> _WORK ITEM_: Type out the data exactly as given. Skip any image.

(Website and app data records)
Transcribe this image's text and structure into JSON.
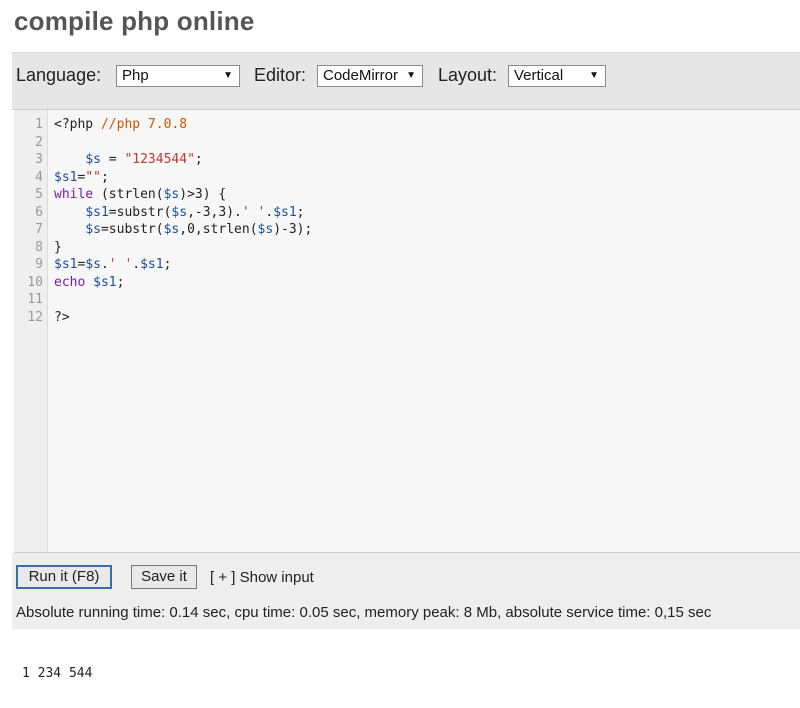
{
  "header": {
    "title": "compile php online"
  },
  "toolbar": {
    "language_label": "Language:",
    "language_value": "Php",
    "editor_label": "Editor:",
    "editor_value": "CodeMirror",
    "layout_label": "Layout:",
    "layout_value": "Vertical"
  },
  "editor": {
    "lines": [
      {
        "num": "1",
        "text": "<?php //php 7.0.8"
      },
      {
        "num": "2",
        "text": ""
      },
      {
        "num": "3",
        "text": "    $s = \"1234544\";"
      },
      {
        "num": "4",
        "text": "$s1=\"\";"
      },
      {
        "num": "5",
        "text": "while (strlen($s)>3) {"
      },
      {
        "num": "6",
        "text": "    $s1=substr($s,-3,3).' '.$s1;"
      },
      {
        "num": "7",
        "text": "    $s=substr($s,0,strlen($s)-3);"
      },
      {
        "num": "8",
        "text": "}"
      },
      {
        "num": "9",
        "text": "$s1=$s.' '.$s1;"
      },
      {
        "num": "10",
        "text": "echo $s1;"
      },
      {
        "num": "11",
        "text": ""
      },
      {
        "num": "12",
        "text": "?>"
      }
    ]
  },
  "actions": {
    "run_label": "Run it (F8)",
    "save_label": "Save it",
    "toggle_bracket": "[ + ]",
    "toggle_label": "Show input",
    "stats": "Absolute running time: 0.14 sec, cpu time: 0.05 sec, memory peak: 8 Mb, absolute service time: 0,15 sec"
  },
  "output": {
    "text": "1 234 544"
  }
}
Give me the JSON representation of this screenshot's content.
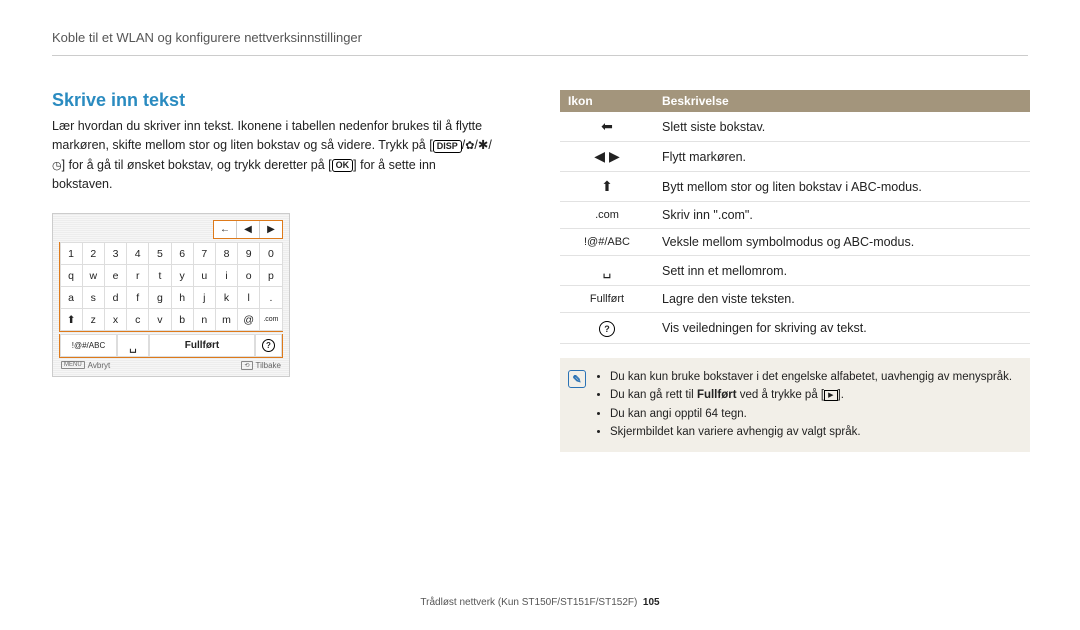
{
  "header": "Koble til et WLAN og konfigurere nettverksinnstillinger",
  "section_title": "Skrive inn tekst",
  "intro_1": "Lær hvordan du skriver inn tekst. Ikonene i tabellen nedenfor brukes til å flytte markøren, skifte mellom stor og liten bokstav og så videre. Trykk på",
  "intro_disp": "DISP",
  "intro_2": "for å gå til ønsket bokstav, og trykk deretter på",
  "intro_ok": "OK",
  "intro_3": "for å sette inn bokstaven.",
  "keyboard": {
    "rows": [
      [
        "1",
        "2",
        "3",
        "4",
        "5",
        "6",
        "7",
        "8",
        "9",
        "0"
      ],
      [
        "q",
        "w",
        "e",
        "r",
        "t",
        "y",
        "u",
        "i",
        "o",
        "p"
      ],
      [
        "a",
        "s",
        "d",
        "f",
        "g",
        "h",
        "j",
        "k",
        "l",
        "."
      ],
      [
        "⬆",
        "z",
        "x",
        "c",
        "v",
        "b",
        "n",
        "m",
        "@",
        ".com"
      ]
    ],
    "bottom": {
      "mode": "!@#/ABC",
      "space": "␣",
      "done": "Fullført",
      "help": "?"
    },
    "top_icons": [
      "←",
      "◀",
      "▶"
    ],
    "footer_left_box": "MENU",
    "footer_left": "Avbryt",
    "footer_right_box": "⟲",
    "footer_right": "Tilbake"
  },
  "table": {
    "hdr_icon": "Ikon",
    "hdr_desc": "Beskrivelse",
    "rows": [
      {
        "icon": "backspace",
        "glyph": "⬅",
        "desc": "Slett siste bokstav."
      },
      {
        "icon": "move-cursor",
        "glyph": "◀ ▶",
        "desc": "Flytt markøren."
      },
      {
        "icon": "shift",
        "glyph": "⬆",
        "desc": "Bytt mellom stor og liten bokstav i ABC-modus."
      },
      {
        "icon": "dotcom",
        "glyph": ".com",
        "desc": "Skriv inn \".com\"."
      },
      {
        "icon": "mode-switch",
        "glyph": "!@#/ABC",
        "desc": "Veksle mellom symbolmodus og ABC-modus."
      },
      {
        "icon": "space",
        "glyph": "␣",
        "desc": "Sett inn et mellomrom."
      },
      {
        "icon": "done",
        "glyph": "Fullført",
        "desc": "Lagre den viste teksten."
      },
      {
        "icon": "help",
        "glyph": "?",
        "desc": "Vis veiledningen for skriving av tekst."
      }
    ]
  },
  "notes": {
    "n1": "Du kan kun bruke bokstaver i det engelske alfabetet, uavhengig av menyspråk.",
    "n2a": "Du kan gå rett til ",
    "n2b": "Fullført",
    "n2c": " ved å trykke på ",
    "n3": "Du kan angi opptil 64 tegn.",
    "n4": "Skjermbildet kan variere avhengig av valgt språk."
  },
  "footer": {
    "text": "Trådløst nettverk (Kun ST150F/ST151F/ST152F)",
    "page": "105"
  }
}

> _EXERCISE RESPONSE_:
Transcribe this image's text and structure into JSON.
{
  "header": {
    "title": "compile php online"
  },
  "toolbar": {
    "language_label": "Language:",
    "language_value": "Php",
    "editor_label": "Editor:",
    "editor_value": "CodeMirror",
    "layout_label": "Layout:",
    "layout_value": "Vertical"
  },
  "editor": {
    "lines": [
      {
        "num": "1",
        "text": "<?php //php 7.0.8"
      },
      {
        "num": "2",
        "text": ""
      },
      {
        "num": "3",
        "text": "    $s = \"1234544\";"
      },
      {
        "num": "4",
        "text": "$s1=\"\";"
      },
      {
        "num": "5",
        "text": "while (strlen($s)>3) {"
      },
      {
        "num": "6",
        "text": "    $s1=substr($s,-3,3).' '.$s1;"
      },
      {
        "num": "7",
        "text": "    $s=substr($s,0,strlen($s)-3);"
      },
      {
        "num": "8",
        "text": "}"
      },
      {
        "num": "9",
        "text": "$s1=$s.' '.$s1;"
      },
      {
        "num": "10",
        "text": "echo $s1;"
      },
      {
        "num": "11",
        "text": ""
      },
      {
        "num": "12",
        "text": "?>"
      }
    ]
  },
  "actions": {
    "run_label": "Run it (F8)",
    "save_label": "Save it",
    "toggle_bracket": "[ + ]",
    "toggle_label": "Show input",
    "stats": "Absolute running time: 0.14 sec, cpu time: 0.05 sec, memory peak: 8 Mb, absolute service time: 0,15 sec"
  },
  "output": {
    "text": "1 234 544"
  }
}
Give me the JSON representation of this screenshot's content.
{
  "header": "Koble til et WLAN og konfigurere nettverksinnstillinger",
  "section_title": "Skrive inn tekst",
  "intro_1": "Lær hvordan du skriver inn tekst. Ikonene i tabellen nedenfor brukes til å flytte markøren, skifte mellom stor og liten bokstav og så videre. Trykk på",
  "intro_disp": "DISP",
  "intro_2": "for å gå til ønsket bokstav, og trykk deretter på",
  "intro_ok": "OK",
  "intro_3": "for å sette inn bokstaven.",
  "keyboard": {
    "rows": [
      [
        "1",
        "2",
        "3",
        "4",
        "5",
        "6",
        "7",
        "8",
        "9",
        "0"
      ],
      [
        "q",
        "w",
        "e",
        "r",
        "t",
        "y",
        "u",
        "i",
        "o",
        "p"
      ],
      [
        "a",
        "s",
        "d",
        "f",
        "g",
        "h",
        "j",
        "k",
        "l",
        "."
      ],
      [
        "⬆",
        "z",
        "x",
        "c",
        "v",
        "b",
        "n",
        "m",
        "@",
        ".com"
      ]
    ],
    "bottom": {
      "mode": "!@#/ABC",
      "space": "␣",
      "done": "Fullført",
      "help": "?"
    },
    "top_icons": [
      "←",
      "◀",
      "▶"
    ],
    "footer_left_box": "MENU",
    "footer_left": "Avbryt",
    "footer_right_box": "⟲",
    "footer_right": "Tilbake"
  },
  "table": {
    "hdr_icon": "Ikon",
    "hdr_desc": "Beskrivelse",
    "rows": [
      {
        "icon": "backspace",
        "glyph": "⬅",
        "desc": "Slett siste bokstav."
      },
      {
        "icon": "move-cursor",
        "glyph": "◀ ▶",
        "desc": "Flytt markøren."
      },
      {
        "icon": "shift",
        "glyph": "⬆",
        "desc": "Bytt mellom stor og liten bokstav i ABC-modus."
      },
      {
        "icon": "dotcom",
        "glyph": ".com",
        "desc": "Skriv inn \".com\"."
      },
      {
        "icon": "mode-switch",
        "glyph": "!@#/ABC",
        "desc": "Veksle mellom symbolmodus og ABC-modus."
      },
      {
        "icon": "space",
        "glyph": "␣",
        "desc": "Sett inn et mellomrom."
      },
      {
        "icon": "done",
        "glyph": "Fullført",
        "desc": "Lagre den viste teksten."
      },
      {
        "icon": "help",
        "glyph": "?",
        "desc": "Vis veiledningen for skriving av tekst."
      }
    ]
  },
  "notes": {
    "n1": "Du kan kun bruke bokstaver i det engelske alfabetet, uavhengig av menyspråk.",
    "n2a": "Du kan gå rett til ",
    "n2b": "Fullført",
    "n2c": " ved å trykke på ",
    "n3": "Du kan angi opptil 64 tegn.",
    "n4": "Skjermbildet kan variere avhengig av valgt språk."
  },
  "footer": {
    "text": "Trådløst nettverk (Kun ST150F/ST151F/ST152F)",
    "page": "105"
  }
}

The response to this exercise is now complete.